** Opening Supplied material block **
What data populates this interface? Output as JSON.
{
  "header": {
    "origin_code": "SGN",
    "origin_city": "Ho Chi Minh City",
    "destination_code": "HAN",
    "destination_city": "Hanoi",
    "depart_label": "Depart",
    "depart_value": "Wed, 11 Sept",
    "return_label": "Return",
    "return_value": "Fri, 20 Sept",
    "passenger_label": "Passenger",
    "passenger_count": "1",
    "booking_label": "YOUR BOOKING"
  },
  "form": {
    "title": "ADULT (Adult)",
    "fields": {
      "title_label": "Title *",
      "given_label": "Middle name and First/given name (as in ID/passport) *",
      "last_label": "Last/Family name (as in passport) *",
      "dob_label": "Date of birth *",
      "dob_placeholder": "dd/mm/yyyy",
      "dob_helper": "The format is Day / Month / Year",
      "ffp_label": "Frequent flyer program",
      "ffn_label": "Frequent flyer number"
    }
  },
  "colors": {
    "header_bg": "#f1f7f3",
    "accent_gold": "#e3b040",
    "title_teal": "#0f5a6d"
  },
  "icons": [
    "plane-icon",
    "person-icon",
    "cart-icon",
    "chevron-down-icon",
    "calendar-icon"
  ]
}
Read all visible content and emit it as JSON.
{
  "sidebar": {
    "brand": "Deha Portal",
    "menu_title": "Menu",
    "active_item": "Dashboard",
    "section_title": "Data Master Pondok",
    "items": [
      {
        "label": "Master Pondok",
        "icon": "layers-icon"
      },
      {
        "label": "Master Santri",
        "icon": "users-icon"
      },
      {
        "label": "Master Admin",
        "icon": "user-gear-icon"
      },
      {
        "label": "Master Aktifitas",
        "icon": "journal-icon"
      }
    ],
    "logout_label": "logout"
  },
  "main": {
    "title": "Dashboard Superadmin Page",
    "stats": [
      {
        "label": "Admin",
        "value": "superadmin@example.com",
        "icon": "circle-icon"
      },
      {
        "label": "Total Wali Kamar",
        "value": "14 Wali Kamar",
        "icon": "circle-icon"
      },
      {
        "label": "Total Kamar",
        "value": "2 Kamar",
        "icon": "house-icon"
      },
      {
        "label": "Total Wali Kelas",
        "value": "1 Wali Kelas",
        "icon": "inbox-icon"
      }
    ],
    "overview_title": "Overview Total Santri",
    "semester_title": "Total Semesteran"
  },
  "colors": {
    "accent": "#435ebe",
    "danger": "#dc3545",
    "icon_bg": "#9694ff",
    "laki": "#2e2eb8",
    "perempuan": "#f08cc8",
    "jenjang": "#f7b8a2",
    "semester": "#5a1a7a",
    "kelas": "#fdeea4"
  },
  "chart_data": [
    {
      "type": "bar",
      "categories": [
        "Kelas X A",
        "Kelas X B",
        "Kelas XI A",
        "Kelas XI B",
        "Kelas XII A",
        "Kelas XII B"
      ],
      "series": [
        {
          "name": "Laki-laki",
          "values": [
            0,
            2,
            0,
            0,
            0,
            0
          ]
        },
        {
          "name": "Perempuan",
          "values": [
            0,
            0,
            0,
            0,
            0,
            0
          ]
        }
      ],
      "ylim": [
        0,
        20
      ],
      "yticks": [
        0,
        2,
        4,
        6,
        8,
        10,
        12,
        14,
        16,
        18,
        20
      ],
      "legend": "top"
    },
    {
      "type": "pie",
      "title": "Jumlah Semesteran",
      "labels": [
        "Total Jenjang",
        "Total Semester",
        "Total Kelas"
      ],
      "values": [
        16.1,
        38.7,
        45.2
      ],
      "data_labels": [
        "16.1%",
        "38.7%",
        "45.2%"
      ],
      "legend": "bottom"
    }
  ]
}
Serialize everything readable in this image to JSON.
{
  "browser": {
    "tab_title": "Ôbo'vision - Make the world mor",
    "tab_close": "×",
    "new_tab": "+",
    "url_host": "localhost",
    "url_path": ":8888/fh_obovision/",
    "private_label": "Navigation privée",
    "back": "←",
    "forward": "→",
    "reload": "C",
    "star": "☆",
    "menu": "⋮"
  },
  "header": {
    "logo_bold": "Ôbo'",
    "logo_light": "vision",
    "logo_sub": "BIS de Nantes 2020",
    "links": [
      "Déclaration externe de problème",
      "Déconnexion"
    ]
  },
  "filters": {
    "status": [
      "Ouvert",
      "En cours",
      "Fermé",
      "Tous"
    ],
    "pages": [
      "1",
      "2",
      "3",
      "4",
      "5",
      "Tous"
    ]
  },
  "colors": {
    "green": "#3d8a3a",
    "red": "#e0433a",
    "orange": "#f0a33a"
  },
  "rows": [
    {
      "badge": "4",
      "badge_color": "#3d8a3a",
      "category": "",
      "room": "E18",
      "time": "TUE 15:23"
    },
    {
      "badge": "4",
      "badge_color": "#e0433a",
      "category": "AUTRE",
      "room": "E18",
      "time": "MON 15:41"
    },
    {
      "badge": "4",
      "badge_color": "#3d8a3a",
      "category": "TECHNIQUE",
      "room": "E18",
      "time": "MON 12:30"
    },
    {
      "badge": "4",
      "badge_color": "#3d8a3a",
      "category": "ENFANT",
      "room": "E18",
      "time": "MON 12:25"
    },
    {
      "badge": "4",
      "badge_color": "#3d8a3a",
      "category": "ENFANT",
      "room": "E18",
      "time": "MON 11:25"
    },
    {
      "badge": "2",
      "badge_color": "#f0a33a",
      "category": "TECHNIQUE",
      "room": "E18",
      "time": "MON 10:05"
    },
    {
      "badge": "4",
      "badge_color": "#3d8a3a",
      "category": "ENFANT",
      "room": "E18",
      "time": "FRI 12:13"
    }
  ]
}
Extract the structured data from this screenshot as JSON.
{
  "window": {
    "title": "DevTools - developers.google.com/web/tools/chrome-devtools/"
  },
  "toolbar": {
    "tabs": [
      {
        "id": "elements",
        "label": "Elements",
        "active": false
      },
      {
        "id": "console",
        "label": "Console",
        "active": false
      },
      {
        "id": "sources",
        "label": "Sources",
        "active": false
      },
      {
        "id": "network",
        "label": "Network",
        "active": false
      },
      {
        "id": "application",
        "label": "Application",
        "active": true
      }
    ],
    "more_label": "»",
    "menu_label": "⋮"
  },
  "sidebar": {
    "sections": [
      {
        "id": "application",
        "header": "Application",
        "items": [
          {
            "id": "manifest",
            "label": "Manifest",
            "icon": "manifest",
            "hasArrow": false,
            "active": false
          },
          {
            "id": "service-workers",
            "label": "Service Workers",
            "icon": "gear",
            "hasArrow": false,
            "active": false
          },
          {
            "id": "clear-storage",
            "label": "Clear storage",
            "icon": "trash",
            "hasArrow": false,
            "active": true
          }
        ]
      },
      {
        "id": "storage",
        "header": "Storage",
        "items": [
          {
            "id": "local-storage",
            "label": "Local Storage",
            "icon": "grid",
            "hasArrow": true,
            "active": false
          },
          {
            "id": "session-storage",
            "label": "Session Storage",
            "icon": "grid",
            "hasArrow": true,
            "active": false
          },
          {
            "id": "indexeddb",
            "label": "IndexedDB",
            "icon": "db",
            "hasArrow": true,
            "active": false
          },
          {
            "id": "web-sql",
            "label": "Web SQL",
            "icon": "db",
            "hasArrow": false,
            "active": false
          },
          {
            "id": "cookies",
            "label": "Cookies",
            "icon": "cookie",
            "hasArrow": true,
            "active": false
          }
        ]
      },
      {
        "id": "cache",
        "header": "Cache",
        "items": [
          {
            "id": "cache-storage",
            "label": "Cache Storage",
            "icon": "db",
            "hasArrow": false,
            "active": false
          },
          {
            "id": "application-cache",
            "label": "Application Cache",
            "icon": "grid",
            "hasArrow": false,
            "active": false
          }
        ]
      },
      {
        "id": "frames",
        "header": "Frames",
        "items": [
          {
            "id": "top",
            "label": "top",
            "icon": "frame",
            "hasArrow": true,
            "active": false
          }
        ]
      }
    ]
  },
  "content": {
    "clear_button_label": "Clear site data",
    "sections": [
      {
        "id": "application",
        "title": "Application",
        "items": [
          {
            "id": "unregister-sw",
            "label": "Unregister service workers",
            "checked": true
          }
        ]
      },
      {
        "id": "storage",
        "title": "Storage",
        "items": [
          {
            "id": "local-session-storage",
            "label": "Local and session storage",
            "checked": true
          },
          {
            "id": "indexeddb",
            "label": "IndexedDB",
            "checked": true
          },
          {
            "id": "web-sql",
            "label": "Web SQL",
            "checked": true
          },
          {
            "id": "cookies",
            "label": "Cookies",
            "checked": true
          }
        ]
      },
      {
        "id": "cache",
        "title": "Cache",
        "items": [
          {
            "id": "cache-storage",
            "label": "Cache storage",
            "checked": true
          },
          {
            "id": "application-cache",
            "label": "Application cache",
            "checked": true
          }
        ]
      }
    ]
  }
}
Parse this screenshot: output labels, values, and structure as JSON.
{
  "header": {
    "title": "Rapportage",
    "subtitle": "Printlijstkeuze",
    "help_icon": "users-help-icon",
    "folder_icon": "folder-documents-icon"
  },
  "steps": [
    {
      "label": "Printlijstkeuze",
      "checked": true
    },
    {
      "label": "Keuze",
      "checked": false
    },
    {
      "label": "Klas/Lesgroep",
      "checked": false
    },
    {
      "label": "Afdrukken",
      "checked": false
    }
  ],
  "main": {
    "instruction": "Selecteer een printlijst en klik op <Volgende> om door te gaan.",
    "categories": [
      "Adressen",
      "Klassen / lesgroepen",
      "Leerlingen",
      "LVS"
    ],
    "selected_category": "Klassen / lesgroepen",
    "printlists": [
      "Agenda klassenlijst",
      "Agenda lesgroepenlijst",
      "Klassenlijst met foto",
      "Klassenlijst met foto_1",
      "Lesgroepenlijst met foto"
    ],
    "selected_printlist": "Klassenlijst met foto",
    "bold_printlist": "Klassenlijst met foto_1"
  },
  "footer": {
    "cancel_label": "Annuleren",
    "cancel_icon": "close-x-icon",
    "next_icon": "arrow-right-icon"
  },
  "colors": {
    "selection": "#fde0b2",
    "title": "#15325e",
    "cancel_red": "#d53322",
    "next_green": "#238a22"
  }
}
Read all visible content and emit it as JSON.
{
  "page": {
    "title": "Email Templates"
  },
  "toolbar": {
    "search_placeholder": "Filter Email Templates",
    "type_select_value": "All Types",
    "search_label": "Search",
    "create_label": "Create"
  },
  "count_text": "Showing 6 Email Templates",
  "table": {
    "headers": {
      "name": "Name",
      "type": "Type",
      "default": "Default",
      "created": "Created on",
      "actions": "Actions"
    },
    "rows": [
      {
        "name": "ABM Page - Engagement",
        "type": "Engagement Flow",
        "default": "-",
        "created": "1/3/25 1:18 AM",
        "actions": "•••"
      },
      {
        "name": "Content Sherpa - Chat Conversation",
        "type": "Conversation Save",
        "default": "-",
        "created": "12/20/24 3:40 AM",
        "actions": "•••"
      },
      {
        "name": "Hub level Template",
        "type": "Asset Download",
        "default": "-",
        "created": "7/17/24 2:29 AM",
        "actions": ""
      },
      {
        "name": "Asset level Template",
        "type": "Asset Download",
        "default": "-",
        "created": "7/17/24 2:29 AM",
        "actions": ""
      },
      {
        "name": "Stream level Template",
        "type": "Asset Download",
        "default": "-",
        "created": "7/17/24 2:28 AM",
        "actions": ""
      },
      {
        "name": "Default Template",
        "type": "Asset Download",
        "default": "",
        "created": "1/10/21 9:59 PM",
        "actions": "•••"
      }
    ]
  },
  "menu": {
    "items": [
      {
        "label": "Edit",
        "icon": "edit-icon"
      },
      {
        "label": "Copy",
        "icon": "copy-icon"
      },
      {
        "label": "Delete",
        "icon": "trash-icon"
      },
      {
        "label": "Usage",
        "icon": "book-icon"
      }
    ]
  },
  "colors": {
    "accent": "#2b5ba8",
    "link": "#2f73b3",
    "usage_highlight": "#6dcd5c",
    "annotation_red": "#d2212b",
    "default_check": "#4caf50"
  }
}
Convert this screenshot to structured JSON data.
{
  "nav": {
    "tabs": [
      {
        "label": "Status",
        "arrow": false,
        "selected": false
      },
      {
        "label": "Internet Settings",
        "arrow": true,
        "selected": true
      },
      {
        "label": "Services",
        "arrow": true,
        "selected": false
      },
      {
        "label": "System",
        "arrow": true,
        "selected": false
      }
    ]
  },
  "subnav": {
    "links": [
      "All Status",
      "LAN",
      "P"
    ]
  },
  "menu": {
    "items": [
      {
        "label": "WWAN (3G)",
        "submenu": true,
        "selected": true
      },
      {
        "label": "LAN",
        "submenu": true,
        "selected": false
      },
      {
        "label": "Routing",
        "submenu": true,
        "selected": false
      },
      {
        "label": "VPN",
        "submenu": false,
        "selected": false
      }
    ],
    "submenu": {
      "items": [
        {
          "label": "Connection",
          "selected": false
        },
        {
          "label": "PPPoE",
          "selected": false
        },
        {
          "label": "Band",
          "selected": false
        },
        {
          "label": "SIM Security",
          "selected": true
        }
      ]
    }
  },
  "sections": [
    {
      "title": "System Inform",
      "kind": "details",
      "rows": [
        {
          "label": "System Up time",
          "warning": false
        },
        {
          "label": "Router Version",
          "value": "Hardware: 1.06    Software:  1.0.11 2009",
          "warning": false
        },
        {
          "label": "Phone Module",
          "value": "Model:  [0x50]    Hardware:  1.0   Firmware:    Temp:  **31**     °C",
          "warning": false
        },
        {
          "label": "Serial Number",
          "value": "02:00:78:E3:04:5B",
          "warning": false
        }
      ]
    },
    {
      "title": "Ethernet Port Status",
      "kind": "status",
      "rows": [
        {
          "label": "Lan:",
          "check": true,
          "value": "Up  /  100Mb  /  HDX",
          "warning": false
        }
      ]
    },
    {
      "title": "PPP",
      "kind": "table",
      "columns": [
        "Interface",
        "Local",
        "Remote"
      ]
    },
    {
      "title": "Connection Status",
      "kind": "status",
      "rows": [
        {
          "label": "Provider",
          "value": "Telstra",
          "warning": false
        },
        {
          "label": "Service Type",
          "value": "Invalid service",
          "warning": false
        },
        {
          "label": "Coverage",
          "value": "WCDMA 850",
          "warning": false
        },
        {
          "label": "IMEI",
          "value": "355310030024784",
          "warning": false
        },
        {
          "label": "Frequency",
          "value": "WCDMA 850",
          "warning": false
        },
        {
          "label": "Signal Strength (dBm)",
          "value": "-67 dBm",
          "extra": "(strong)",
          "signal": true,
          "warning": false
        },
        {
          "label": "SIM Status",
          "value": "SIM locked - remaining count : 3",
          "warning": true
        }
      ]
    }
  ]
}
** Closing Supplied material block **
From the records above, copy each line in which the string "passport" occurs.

      "given_label": "Middle name and First/given name (as in ID/passport) *",
      "last_label": "Last/Family name (as in passport) *",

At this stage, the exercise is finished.